Letter to the Editor: Chief Gray Lock legend draws scrutiny
Chief Gray Lock legend draws scrutiny
To the Editor:
One wonders where the historical myths about Chief Gray Lock originated. The Eagle's story ("Bascom Lodge opens with Abenaki Festival," May 29) about the opening of Bascom Lodge is almost completely incorrect.
The chief was a Worenoke Indian, not an Abenaki, although he lived among the Abenakis in Vermont after 1676. He never lived on Mount Greylock and probably never actually saw the mountain.
There were no English settlements in Berkshire County in 1712, when Gray Lock began his raids into Massachusetts.

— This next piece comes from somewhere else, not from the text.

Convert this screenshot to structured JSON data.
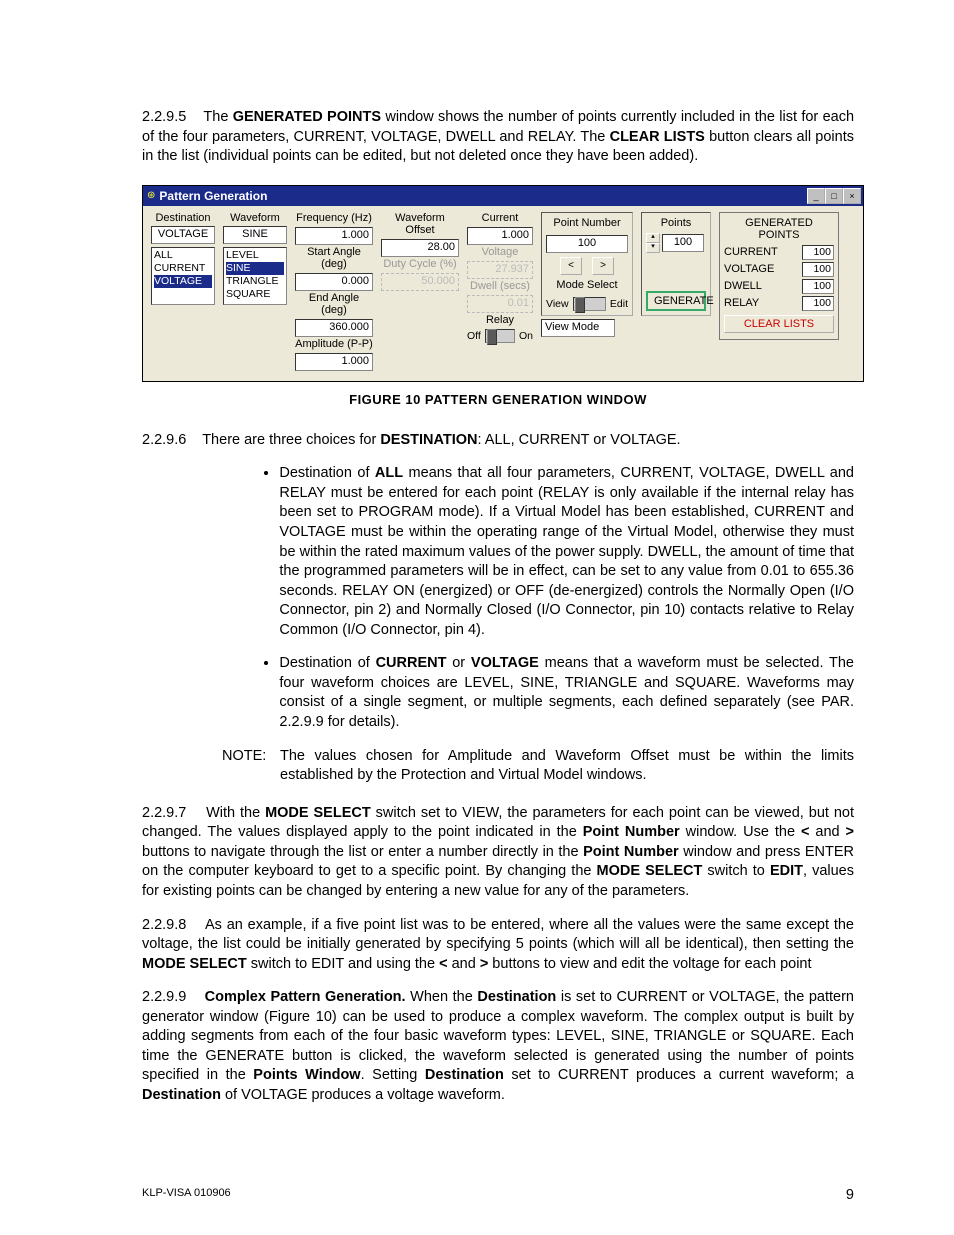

He operated from his fort near Missiquoi Bay at the north end of Lake Champlain and usually led a small number of warriors (four to 10 men) against the eastern towns of Northfield, Hatfield, and Rutland.
The early Berkshire settlers called the mountain "Saddle-back," and there was no reference to an Indian named Grey Lock being associated with it.

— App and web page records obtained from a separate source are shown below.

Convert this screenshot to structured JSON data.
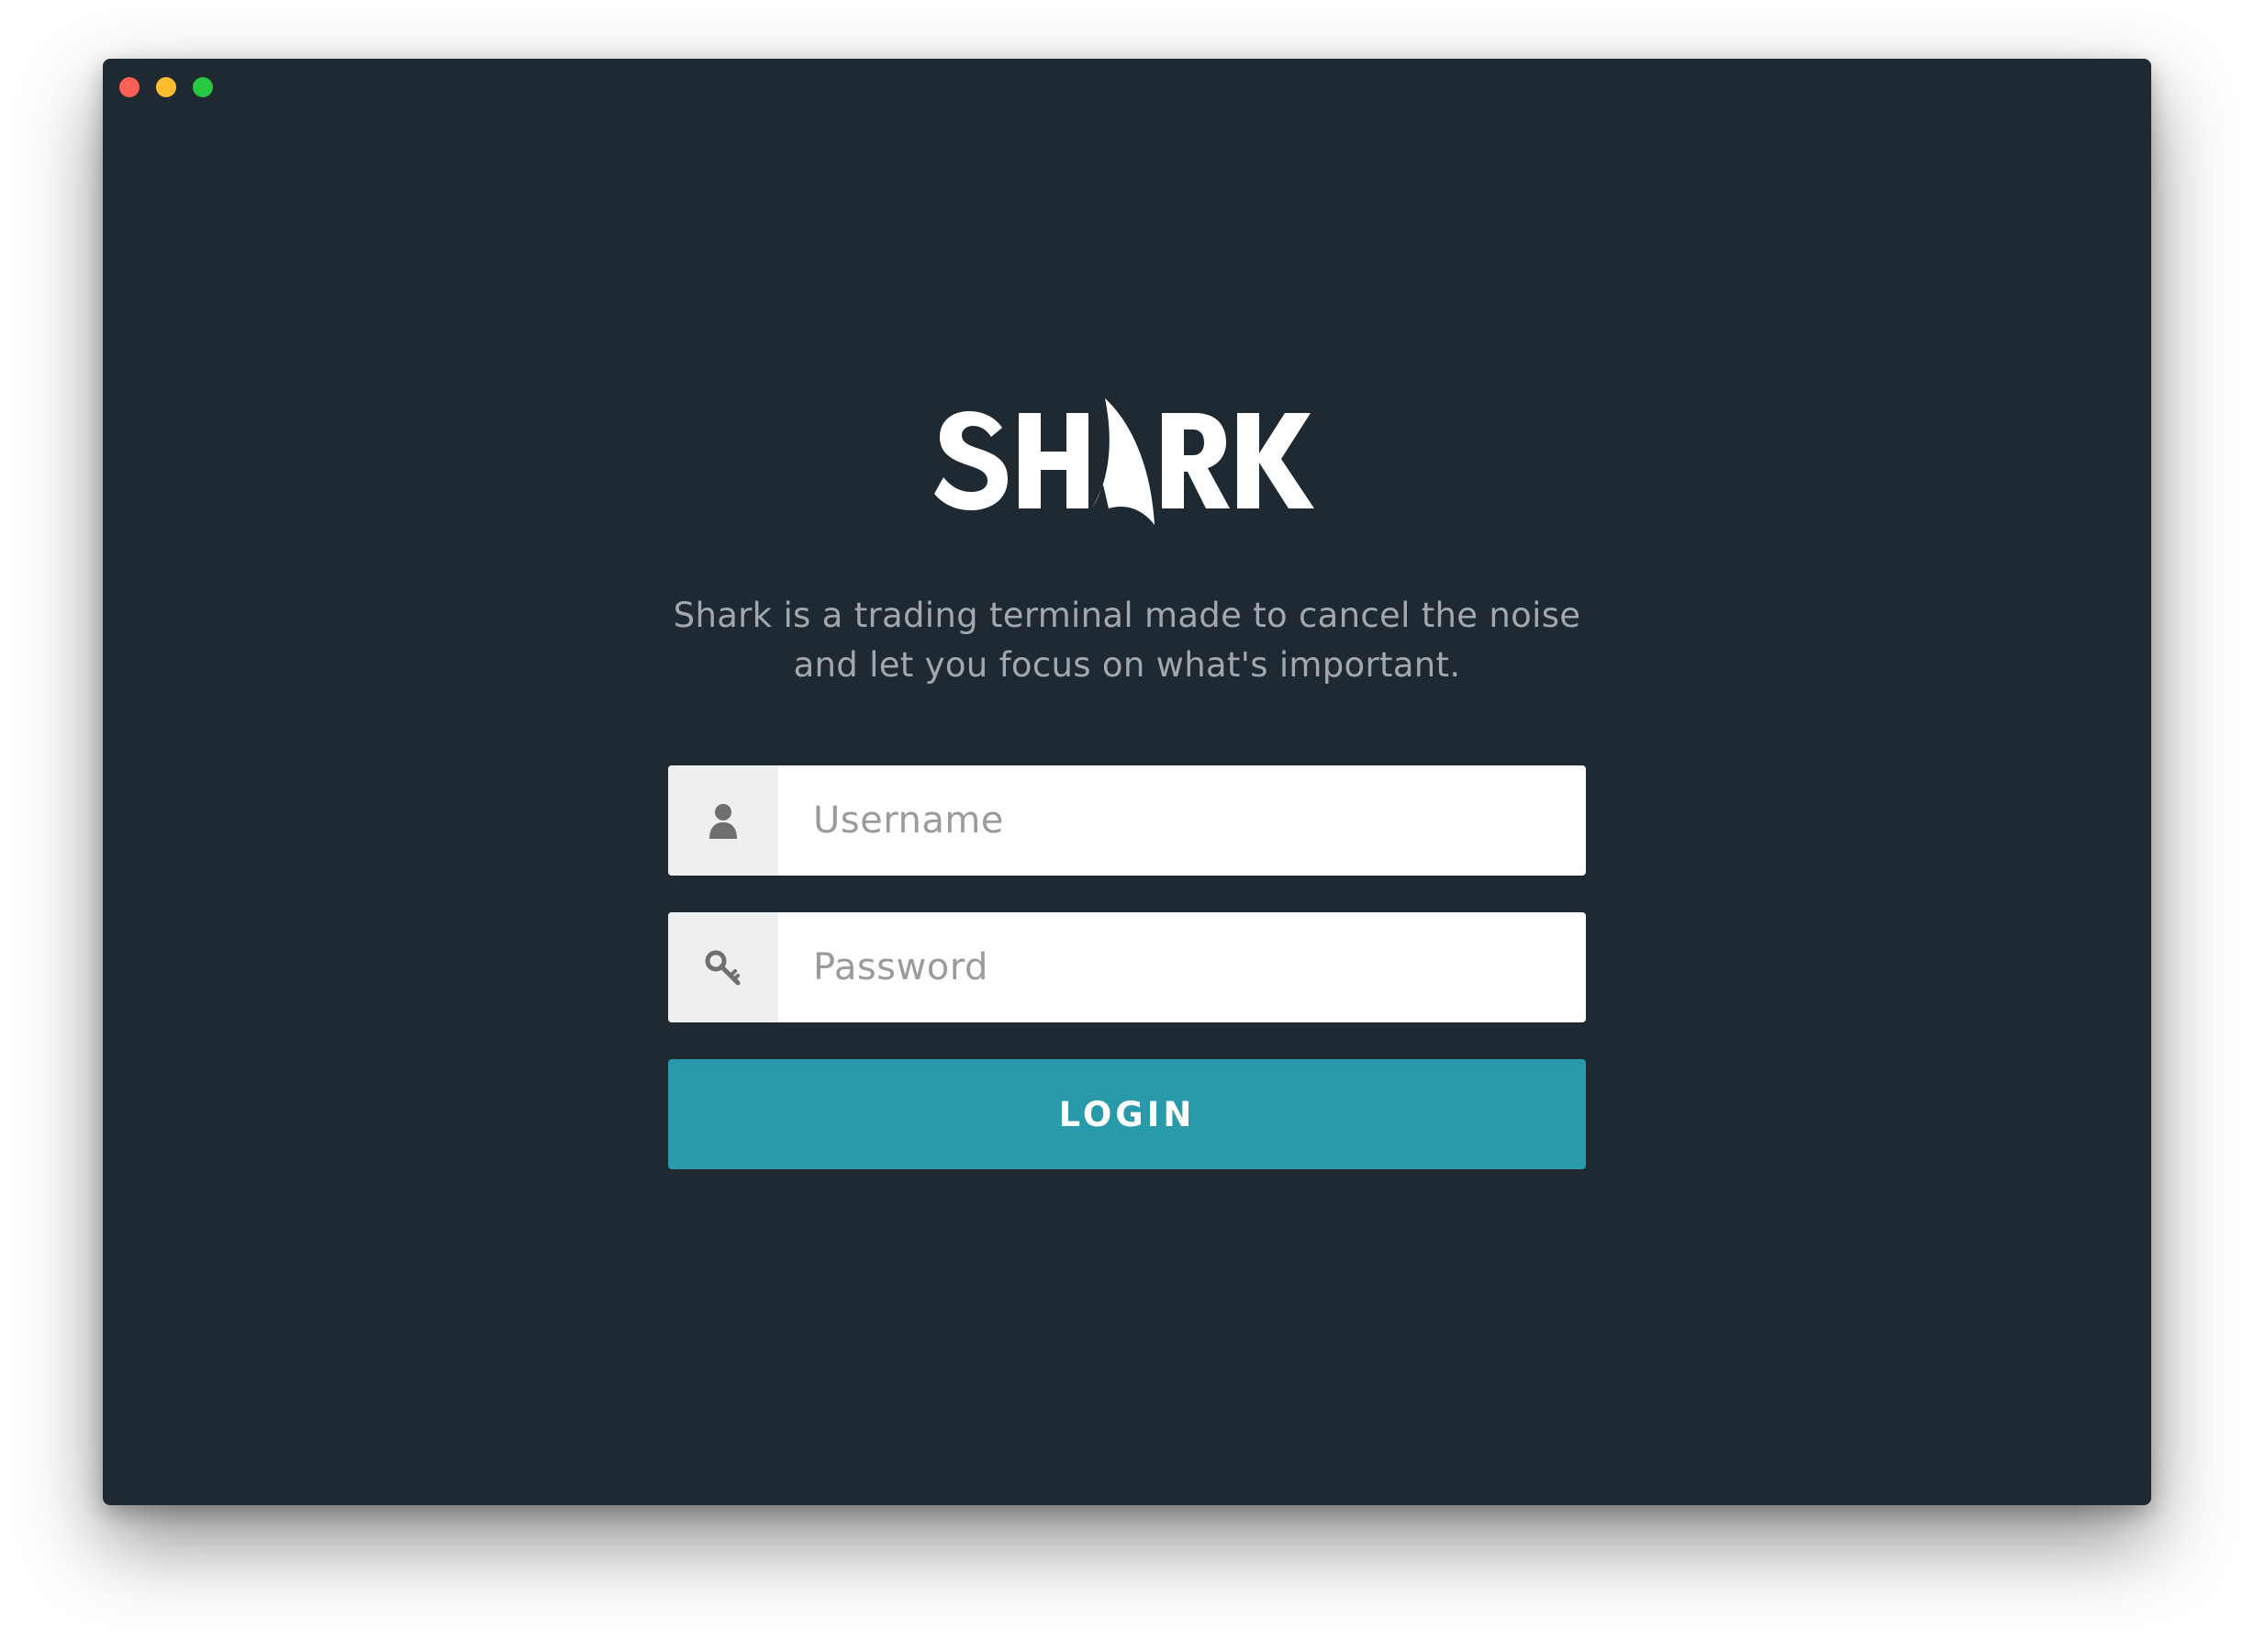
{
  "window": {
    "controls": [
      {
        "name": "close",
        "color": "#fe5f57"
      },
      {
        "name": "minimize",
        "color": "#febc2e"
      },
      {
        "name": "zoom",
        "color": "#28c840"
      }
    ]
  },
  "brand": {
    "logo_text": "SHARK",
    "logo_icon": "shark-fin-icon"
  },
  "tagline": {
    "line1": "Shark is a trading terminal made to cancel the noise",
    "line2": "and let you focus on what's important."
  },
  "form": {
    "username": {
      "value": "",
      "placeholder": "Username",
      "icon": "user-icon"
    },
    "password": {
      "value": "",
      "placeholder": "Password",
      "icon": "key-icon"
    },
    "login_label": "LOGIN"
  },
  "colors": {
    "background": "#1e2932",
    "accent": "#289aaa",
    "muted_text": "#a1a8ae"
  }
}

Lion G. Miles, Stockbridge
TALK TO US
If you'd like to leave a comment (or a tip or a question) about this story with the editors, please email us. We also welcome letters to the editor for publication; you can do that by filling out our letters form and submitting it to the newsroom.